UT Southwestern Medical Center is home to one of the premier centers in the world for the diagnosis and treatment of mental illness. The faculty at the Multispecialty Psychiatric Clinic offers an extensive range of top-quality mental health services in an outpatient setting. Our services are delivered in comfortable, private offices and are provided by caring board-certified psychiatrists and psychologists.
Who We Are
Our board-certified psychiatrists are respected by their peers as authorities on all types of mental health problems. We are dedicated to helping people who are experiencing problems with work or relationships, or with symptoms such as depression or anxiety.
We also provide services in aerospace psychiatry.
What We Treat
Among the disorders we specialize in diagnosing, treating, and providing follow-up care and long-term patient monitoring are:
When faced with a stressful life event, such as the death of a loved one or a divorce, people can have difficulty coping. Many symptoms of an adjustment disorder are similar to those of depression or anxiety, such as lack of interest, feelings of hopelessness, extreme sadness, or nervousness.
Anxiety, phobias, and panic disorders
Everyone worries from time to time, but when anxiety worsens over time and doesn’t go away, it can affect a person’s ability to carry out everyday activities. This group of disorders includes panic disorder, phobias, post-traumatic stress disorder (PTSD), and generalized anxiety disorder.
Attention deficit/hyperactivity disorder (ADHD)
ADHD describes a persistent pattern of inattention, hyperactivity, and/or impulsivity that interferes with a person’s functioning or development. Symptoms include easy distraction, inability to focus or listen, and difficulty following directions or completing tasks. Although ADHD can be diagnosed during a person’s teen or adult years, the condition typically begins in childhood.
Formerly known as manic depression, bipolar disorder causes mood changes that are abnormally extreme. A period of elevated mood is called mania, in which a person feels uncharacteristically energetic or active. Signs of a manic episode include rapid speaking, easy distraction, and impulsive, high-risk behavior. A period of low mood is depression.
This common condition can cause feelings of hopelessness and extreme sadness for more than just a few days. Clinical depression can last for weeks or months, affecting a person’s ability to function at work, school, or home. Other symptoms include loss of interest in favorite activities, appetite changes, problems with sleep, fatigue, and thoughts of suicide.
Occasional forgetfulness is normal, especially as people age.
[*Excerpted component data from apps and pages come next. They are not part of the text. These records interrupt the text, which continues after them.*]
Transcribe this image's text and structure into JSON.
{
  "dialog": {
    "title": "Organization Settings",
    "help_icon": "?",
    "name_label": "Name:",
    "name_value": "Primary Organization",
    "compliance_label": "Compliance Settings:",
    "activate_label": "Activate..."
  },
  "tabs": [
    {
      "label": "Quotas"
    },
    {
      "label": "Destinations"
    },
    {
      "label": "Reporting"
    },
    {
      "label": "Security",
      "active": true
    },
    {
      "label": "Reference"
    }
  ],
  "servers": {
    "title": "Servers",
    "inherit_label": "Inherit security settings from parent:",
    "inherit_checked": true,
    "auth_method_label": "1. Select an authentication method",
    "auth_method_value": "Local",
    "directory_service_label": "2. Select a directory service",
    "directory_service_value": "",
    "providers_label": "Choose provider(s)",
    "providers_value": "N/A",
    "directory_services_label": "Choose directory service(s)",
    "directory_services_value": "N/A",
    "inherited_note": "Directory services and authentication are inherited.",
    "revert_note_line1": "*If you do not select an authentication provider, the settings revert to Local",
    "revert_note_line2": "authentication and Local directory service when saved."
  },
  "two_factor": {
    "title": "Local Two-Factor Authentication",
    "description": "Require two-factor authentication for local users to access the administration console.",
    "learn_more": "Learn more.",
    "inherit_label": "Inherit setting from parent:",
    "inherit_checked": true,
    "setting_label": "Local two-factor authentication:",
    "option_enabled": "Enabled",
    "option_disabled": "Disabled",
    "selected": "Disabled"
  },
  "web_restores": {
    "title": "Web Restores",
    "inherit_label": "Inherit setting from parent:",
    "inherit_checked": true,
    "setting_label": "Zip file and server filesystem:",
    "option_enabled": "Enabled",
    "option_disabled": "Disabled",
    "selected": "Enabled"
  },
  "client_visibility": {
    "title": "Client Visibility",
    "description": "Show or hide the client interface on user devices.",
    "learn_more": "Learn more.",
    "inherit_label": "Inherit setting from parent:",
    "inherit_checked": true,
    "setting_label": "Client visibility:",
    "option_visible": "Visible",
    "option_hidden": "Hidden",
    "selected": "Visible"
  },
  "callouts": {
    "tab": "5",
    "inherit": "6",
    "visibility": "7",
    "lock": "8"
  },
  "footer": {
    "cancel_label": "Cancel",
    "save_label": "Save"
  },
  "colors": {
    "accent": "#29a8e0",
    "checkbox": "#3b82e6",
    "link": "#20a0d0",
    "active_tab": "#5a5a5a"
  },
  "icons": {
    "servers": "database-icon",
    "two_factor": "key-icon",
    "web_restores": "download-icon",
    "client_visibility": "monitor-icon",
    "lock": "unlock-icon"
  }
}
Memory loss that interferes with a person’s ability to perform everyday activities can be a sign of depression, mild cognitive impairment, Alzheimer’s disease, or another type of dementia. It’s important to see a physician who specializes in geriatric psychiatry for a complete evaluation to rule out other possible causes of memory loss, such as another health condition or reaction to a medication. Learn more about the care we provide for memory disorders.
Obsessive-compulsive disorder (OCD)
OCD is an anxiety disorder in which uncontrollable, recurring thoughts (obsessions) create feelings of discomfort and apprehension that lead to repetitive behaviors (compulsions) in an effort to control the thoughts. Symptoms include excessive hand-washing, repetitive checking, counting, and arranging things in a particular way. Not all such habits reach the level of compulsion. But when the thoughts and behaviors interfere with a person’s daily activities, it could be OCD.
Post-traumatic stress disorder (PTSD)
Some people develop PTSD after experiencing a traumatic event, such as physical or sexual abuse, war, death of a loved one, or a serious accident. Symptoms of this disorder include intrusive memories such as flashbacks or nightmares, avoidance of items related to the event, and an exaggerated startle response. Not everyone who experiences trauma develops PTSD, but the condition can be diagnosed if symptoms continue for at least one month.
This serious, chronic illness affects a person’s ability to think clearly, manage emotions, make decisions, and relate to others. Symptoms include hallucinations, delusions, difficulty expressing emotions, and difficulty processing information. Although schizophrenia has no cure, its symptoms can be managed with treatment and life-management strategies.